Anthropologists in Brazil have released a set of rare photos of an uncontacted Amazon tribe in an effort to save the group from the encroachment of illegal gold miners.
The aerial photos show a clearing in the jungle where the Yanonami-Moxihatetema indigenous group has built a communal house. The group lives deep in the Amazon and has avoided contact with the outside world for generations.
Activists said they released the photos, which were shot from a plane in September, in an effort to alert the world about the existence of the group and the risk they're facing.
“The place where the uncontacted Indians live, fish, hunt and plant must be protected,” says Davi Kopenawa, an activist and shaman who is part of another Yanomami group. “The whole world must know that they are there in the forest and that the authorities must respect their right to live there.”
The Moxihatetema, along with several other Yanonami groups, live in a large reservation that straddles the border between Brazil and Venezuela. But since its creation in 1992, the Yanomami reserve has suffered from incursions by Venezuelan and Brazilian settlers involved in illegal gold mining.
Now the miners are getting dangerously close to the Moxihatetema. According to Fiona Watson, a Yanomami researcher at Survival International, there is a mining camp in another jungle clearing just 35 kilometers away from the uncontacted indigenous village.
If the Moxihatetema come into contact with the miners they could die off from illnesses that they have no immunity to, such as the flu or malaria. There is also a risk of violent clashes with the heavily armed and roughneck miners.
“The miners are ranging out from their camp to dredge in the river beds, and the Yanomami have a large hunting range, so it is possible there could one day be a dangerous encounter,” Watson said in an email.
To stop this from happening, activists are calling on the Brazilian government to increase efforts to remove illegal mining camps from the Yanomami reserve.

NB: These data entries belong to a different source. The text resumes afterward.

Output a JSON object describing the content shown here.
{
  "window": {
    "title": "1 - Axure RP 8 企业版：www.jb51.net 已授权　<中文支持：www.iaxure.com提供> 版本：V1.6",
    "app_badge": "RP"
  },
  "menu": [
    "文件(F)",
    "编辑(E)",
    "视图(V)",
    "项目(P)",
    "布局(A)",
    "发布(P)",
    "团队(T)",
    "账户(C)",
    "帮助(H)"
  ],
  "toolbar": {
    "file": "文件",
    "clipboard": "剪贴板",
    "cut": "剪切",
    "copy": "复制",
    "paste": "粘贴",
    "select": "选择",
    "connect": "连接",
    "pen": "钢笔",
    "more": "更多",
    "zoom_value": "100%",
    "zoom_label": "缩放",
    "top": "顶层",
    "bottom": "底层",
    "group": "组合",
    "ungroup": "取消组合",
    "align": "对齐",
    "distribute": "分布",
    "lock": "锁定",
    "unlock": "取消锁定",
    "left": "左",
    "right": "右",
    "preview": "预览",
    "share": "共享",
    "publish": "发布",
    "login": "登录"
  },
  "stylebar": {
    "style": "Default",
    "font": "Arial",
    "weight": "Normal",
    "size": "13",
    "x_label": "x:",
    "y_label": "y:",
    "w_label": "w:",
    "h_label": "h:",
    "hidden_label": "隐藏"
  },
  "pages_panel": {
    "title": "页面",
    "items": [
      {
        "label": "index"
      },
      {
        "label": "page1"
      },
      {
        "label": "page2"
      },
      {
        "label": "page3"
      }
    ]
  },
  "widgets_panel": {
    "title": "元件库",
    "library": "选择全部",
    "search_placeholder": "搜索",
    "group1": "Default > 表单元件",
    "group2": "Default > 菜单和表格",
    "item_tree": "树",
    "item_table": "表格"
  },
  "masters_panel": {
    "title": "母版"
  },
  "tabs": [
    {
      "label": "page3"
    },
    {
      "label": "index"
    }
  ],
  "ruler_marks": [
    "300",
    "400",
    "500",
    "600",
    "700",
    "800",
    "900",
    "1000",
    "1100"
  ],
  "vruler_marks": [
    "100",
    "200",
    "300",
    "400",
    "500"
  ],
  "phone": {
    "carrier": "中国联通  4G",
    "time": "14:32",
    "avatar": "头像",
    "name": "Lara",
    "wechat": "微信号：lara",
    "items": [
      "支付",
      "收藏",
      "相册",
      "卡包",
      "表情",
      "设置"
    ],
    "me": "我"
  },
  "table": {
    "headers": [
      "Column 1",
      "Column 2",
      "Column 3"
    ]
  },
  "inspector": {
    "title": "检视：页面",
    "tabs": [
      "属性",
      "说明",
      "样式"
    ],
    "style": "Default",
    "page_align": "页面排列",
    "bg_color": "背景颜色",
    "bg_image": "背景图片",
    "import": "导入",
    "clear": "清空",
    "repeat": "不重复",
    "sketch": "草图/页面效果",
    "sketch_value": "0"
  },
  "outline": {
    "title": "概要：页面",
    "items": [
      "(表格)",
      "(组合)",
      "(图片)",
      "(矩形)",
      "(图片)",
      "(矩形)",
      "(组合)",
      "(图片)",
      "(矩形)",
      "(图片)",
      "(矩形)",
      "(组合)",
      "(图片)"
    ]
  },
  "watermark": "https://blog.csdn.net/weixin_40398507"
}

They have some allies within the government. FUNAI, an indigenous rights agency, has a long history of fighting for the protection of vulnerable tribes. FUNAI was the group that photographed the tribe during a patrol flight to look for illegal gold mines in the Yanomami reserve.
But there are concerns that Brazil's new conservative government is not keen on protecting indigenous rights. The government has been pushing for the construction of dams in the Amazon basin and recently cut FUNAI's budget by 37%, as part of a broader set of austerity measures designed to help Brazil claw back from a long economic slump. Brazil's President Michel Temer notoriously picked a Cabinet that does not include any women or members of Brazil's ethnic minority groups.
Survival International says FUNAI needs more field agents to arrest miners who illegally intrude into territory reserved for the Yanomami and other indigenous groups. The British NGO is also calling on Brazilian courts to investigate the links between illegal mining operations and local businessmen and politicians.
“The justice system needs to be more robust,” says Fiona Watson. “The people funding the mining operations need to be unmasked, fined and put on trial because what they are doing is illegal and has terrible consequences.”
Survival International says that there are about 100 uncontacted tribes still living in the Amazon. The rainforest sprawls across Brazil, Peru, Colombia, Bolivia, Venezuela and Ecuador.
“All of the (uncontacted groups) are under threat one way or another,” Watson said. “Their lands are being invaded by loggers, miners, settlers or targeted by large infrastructure projects.”
Manuel Rueda is a correspondent for Fusion, covering Mexico and South America. He travels from donkey festivals, to salsa clubs to steamy places with cartel activity.